▸ **Your assignment**: An exact copy of every record below is what's needed here.

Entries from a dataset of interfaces
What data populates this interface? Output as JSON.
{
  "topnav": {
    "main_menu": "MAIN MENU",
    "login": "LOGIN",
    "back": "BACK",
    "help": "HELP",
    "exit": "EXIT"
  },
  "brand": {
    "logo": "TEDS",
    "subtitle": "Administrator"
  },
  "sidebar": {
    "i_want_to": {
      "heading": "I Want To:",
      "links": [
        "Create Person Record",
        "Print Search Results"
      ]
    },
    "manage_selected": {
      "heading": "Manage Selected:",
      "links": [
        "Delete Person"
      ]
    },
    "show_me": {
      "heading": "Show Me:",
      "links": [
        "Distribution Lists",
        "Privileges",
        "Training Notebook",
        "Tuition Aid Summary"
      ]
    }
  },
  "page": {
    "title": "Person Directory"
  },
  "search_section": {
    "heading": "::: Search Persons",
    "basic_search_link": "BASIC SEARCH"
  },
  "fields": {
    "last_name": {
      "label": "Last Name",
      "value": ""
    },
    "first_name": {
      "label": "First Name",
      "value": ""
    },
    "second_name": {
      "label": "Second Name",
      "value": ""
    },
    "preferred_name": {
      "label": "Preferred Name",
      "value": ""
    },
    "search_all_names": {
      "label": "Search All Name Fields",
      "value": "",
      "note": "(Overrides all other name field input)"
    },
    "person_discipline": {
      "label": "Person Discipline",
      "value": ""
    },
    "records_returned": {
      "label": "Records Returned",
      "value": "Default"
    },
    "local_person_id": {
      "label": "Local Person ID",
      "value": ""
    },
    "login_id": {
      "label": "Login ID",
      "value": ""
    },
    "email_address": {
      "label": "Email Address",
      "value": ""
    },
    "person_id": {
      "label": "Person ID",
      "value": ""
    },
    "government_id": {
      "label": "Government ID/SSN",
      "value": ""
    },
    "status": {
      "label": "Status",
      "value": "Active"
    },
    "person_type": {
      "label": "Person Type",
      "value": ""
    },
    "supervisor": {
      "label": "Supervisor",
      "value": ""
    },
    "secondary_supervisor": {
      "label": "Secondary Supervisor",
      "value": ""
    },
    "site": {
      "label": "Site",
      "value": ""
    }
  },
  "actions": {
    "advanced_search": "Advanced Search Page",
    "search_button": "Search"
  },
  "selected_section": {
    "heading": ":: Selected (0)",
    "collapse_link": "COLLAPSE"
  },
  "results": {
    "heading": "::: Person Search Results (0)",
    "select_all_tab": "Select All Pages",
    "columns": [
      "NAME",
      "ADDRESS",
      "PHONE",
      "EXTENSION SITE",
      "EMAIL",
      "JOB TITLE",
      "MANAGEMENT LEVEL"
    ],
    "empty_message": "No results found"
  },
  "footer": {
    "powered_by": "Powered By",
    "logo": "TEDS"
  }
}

▸ **Finished exercise**:
What data populates this interface? Output as JSON.
{
  "topnav": {
    "main_menu": "MAIN MENU",
    "login": "LOGIN",
    "back": "BACK",
    "help": "HELP",
    "exit": "EXIT"
  },
  "brand": {
    "logo": "TEDS",
    "subtitle": "Administrator"
  },
  "sidebar": {
    "i_want_to": {
      "heading": "I Want To:",
      "links": [
        "Create Person Record",
        "Print Search Results"
      ]
    },
    "manage_selected": {
      "heading": "Manage Selected:",
      "links": [
        "Delete Person"
      ]
    },
    "show_me": {
      "heading": "Show Me:",
      "links": [
        "Distribution Lists",
        "Privileges",
        "Training Notebook",
        "Tuition Aid Summary"
      ]
    }
  },
  "page": {
    "title": "Person Directory"
  },
  "search_section": {
    "heading": "::: Search Persons",
    "basic_search_link": "BASIC SEARCH"
  },
  "fields": {
    "last_name": {
      "label": "Last Name",
      "value": ""
    },
    "first_name": {
      "label": "First Name",
      "value": ""
    },
    "second_name": {
      "label": "Second Name",
      "value": ""
    },
    "preferred_name": {
      "label": "Preferred Name",
      "value": ""
    },
    "search_all_names": {
      "label": "Search All Name Fields",
      "value": "",
      "note": "(Overrides all other name field input)"
    },
    "person_discipline": {
      "label": "Person Discipline",
      "value": ""
    },
    "records_returned": {
      "label": "Records Returned",
      "value": "Default"
    },
    "local_person_id": {
      "label": "Local Person ID",
      "value": ""
    },
    "login_id": {
      "label": "Login ID",
      "value": ""
    },
    "email_address": {
      "label": "Email Address",
      "value": ""
    },
    "person_id": {
      "label": "Person ID",
      "value": ""
    },
    "government_id": {
      "label": "Government ID/SSN",
      "value": ""
    },
    "status": {
      "label": "Status",
      "value": "Active"
    },
    "person_type": {
      "label": "Person Type",
      "value": ""
    },
    "supervisor": {
      "label": "Supervisor",
      "value": ""
    },
    "secondary_supervisor": {
      "label": "Secondary Supervisor",
      "value": ""
    },
    "site": {
      "label": "Site",
      "value": ""
    }
  },
  "actions": {
    "advanced_search": "Advanced Search Page",
    "search_button": "Search"
  },
  "selected_section": {
    "heading": ":: Selected (0)",
    "collapse_link": "COLLAPSE"
  },
  "results": {
    "heading": "::: Person Search Results (0)",
    "select_all_tab": "Select All Pages",
    "columns": [
      "NAME",
      "ADDRESS",
      "PHONE",
      "EXTENSION SITE",
      "EMAIL",
      "JOB TITLE",
      "MANAGEMENT LEVEL"
    ],
    "empty_message": "No results found"
  },
  "footer": {
    "powered_by": "Powered By",
    "logo": "TEDS"
  }
}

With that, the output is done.